* **Task to complete**
Search the material for the string "value", then return every line where it is found.

* **Information**
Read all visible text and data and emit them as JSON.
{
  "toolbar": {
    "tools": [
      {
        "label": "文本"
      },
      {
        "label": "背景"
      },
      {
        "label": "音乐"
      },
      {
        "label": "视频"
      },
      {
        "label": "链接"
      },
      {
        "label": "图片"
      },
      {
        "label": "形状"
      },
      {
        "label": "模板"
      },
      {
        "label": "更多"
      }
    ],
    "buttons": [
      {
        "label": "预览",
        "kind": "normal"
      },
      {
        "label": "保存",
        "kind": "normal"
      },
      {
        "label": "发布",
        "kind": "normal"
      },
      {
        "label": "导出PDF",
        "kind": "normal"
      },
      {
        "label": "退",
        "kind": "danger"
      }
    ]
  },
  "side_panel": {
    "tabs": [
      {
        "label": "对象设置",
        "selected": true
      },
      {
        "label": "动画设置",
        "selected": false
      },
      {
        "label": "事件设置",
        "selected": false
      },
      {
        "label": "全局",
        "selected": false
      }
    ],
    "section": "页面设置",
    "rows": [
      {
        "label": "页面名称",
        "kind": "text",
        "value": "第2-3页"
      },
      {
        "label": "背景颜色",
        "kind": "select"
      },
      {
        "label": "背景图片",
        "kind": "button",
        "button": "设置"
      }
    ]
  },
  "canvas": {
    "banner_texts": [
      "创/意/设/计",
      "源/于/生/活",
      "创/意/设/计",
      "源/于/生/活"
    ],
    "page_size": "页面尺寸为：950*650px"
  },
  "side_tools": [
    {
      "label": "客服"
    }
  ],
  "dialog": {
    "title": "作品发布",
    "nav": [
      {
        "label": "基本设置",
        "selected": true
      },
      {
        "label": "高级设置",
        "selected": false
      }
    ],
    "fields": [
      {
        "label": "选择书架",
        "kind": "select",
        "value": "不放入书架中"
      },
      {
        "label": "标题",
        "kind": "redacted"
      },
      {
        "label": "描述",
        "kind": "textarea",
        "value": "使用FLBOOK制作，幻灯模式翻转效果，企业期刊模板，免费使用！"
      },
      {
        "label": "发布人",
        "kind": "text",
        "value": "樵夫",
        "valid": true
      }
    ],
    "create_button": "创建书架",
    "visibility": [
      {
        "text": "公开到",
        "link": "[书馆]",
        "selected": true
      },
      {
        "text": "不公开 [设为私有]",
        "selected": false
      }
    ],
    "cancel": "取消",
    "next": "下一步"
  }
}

* **Written reply**
        "value": "第2-3页"
        "value": "不放入书架中"
        "value": "使用FLBOOK制作，幻灯模式翻转效果，企业期刊模板，免费使用！"
        "value": "樵夫",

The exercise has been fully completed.